Sleeping Well Is the Key to Overall Wellness

Good sleep habits are crucial to your mental and physical health. Aim for 7 or more hours a night, and create a soothing bedtime ritual, such as taking an all-natural supplement on the occasions you need it. RECHARGE HEALTH blissful sleep contains magnesium, l-theanine, valerian root extract and other organic herbs to promote a good night’s rest.

9. You’re getting sick more often.

Sleep deprivation reduces your immune system’s ability to fight off or recover from illnesses. Sleep helps regulates the immune system, and without it, your body is functioning with a deficiency.
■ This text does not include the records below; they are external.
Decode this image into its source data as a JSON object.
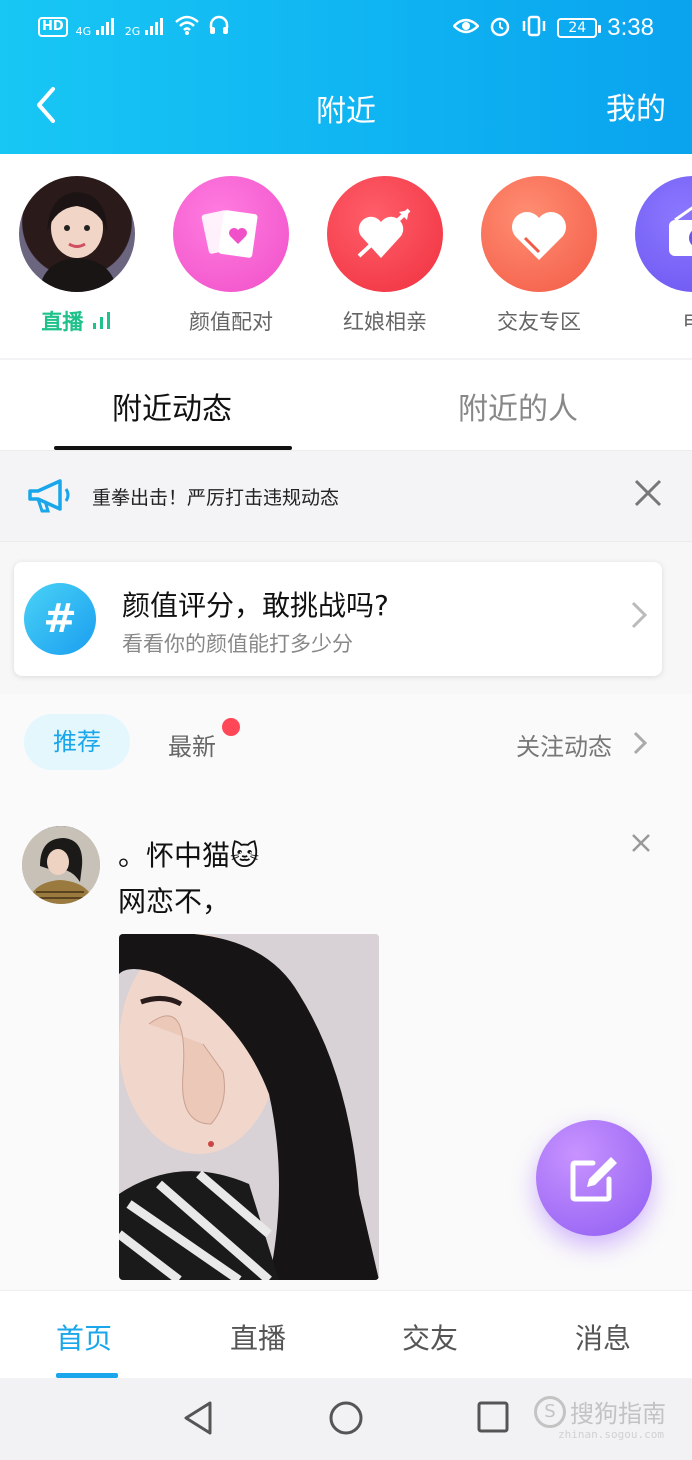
{
  "status_bar": {
    "left_badges": [
      "HD",
      "4G",
      "2G"
    ],
    "battery": "24",
    "time": "3:38"
  },
  "header": {
    "title": "附近",
    "right_link": "我的"
  },
  "categories": [
    {
      "label": "直播",
      "icon": "live-avatar"
    },
    {
      "label": "颜值配对",
      "icon": "cards-heart-icon"
    },
    {
      "label": "红娘相亲",
      "icon": "arrow-heart-icon"
    },
    {
      "label": "交友专区",
      "icon": "heart-icon"
    },
    {
      "label": "电",
      "icon": "radio-icon"
    }
  ],
  "tabs": {
    "active": "附近动态",
    "inactive": "附近的人"
  },
  "notice": {
    "text": "重拳出击！严厉打击违规动态"
  },
  "challenge_card": {
    "title": "颜值评分，敢挑战吗?",
    "subtitle": "看看你的颜值能打多少分",
    "icon_glyph": "#"
  },
  "feed_filter": {
    "recommend": "推荐",
    "latest": "最新",
    "follow": "关注动态"
  },
  "post": {
    "username": "。怀中猫",
    "emoji": "🐱",
    "text": "网恋不，"
  },
  "bottom_nav": [
    "首页",
    "直播",
    "交友",
    "消息"
  ],
  "watermark": {
    "brand": "搜狗指南",
    "url": "zhinan.sogou.com"
  },
  "colors": {
    "header_gradient_start": "#18c7f4",
    "header_gradient_end": "#0aa3ee",
    "accent": "#1aa6ea",
    "live_green": "#1fc28a",
    "red_dot": "#ff4757"
  }
}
What’s worse, prolonged sleep deprivation triggers an inflammatory response. If left unchecked, it could lead to chronic inflammation, which may increase a risk of certain cancers or autoimmune diseases and rheumatoid arthritis.

10. Your vision seems off.

Skimping on sleep affects your eyesight in a bunch of ways. Lack of sleep is a common cause of eye spasms or twitches, as well as dry eye—which in turn may cause your eyes to burn and itch, and your vision to blur.

11. Your skin looks dull.

There’s a reason it’s called “beauty sleep.” Your skin restores and repairs itself while you sleep—it’s why night creams work so well. But when you’re not getting ample rest, your skin doesn’t have time to fix damaged tissues. Skin can appear drier, have a rougher texture, and can even break out in pimples or eczema. Additionally, sleep deprivation speeds up the breakdown of collagen and elastin, resulting in wrinkles and sagging skin.

12. Your body aches.

Generalized feelings of pain can result from sleep deprivation: Because you’re not sleeping well, you begin to ache, and in turn, because you ache, you can’t sleep—it’s a vicious circle. Sleep deprivation can also cause other specific symptoms, such as gastrointestinal concerns like an upset stomach or diarrhea, and is associated with fibromyalgia or chronic pain (once again, inflammation plays a part here). Though these symptoms may not be caused solely by lack of sleep, they could be unrecognized signs of sleep deprivation. If you think you may be sleep deprived, talk to your doctor or a certified sleep physician. Sleep deprivation symptoms go well beyond a few days of sluggishness. Recognizing the signs of sleep deprivation can help you avoid any serious consequences—and will prompt you to correct your sleep pattern for better overall health.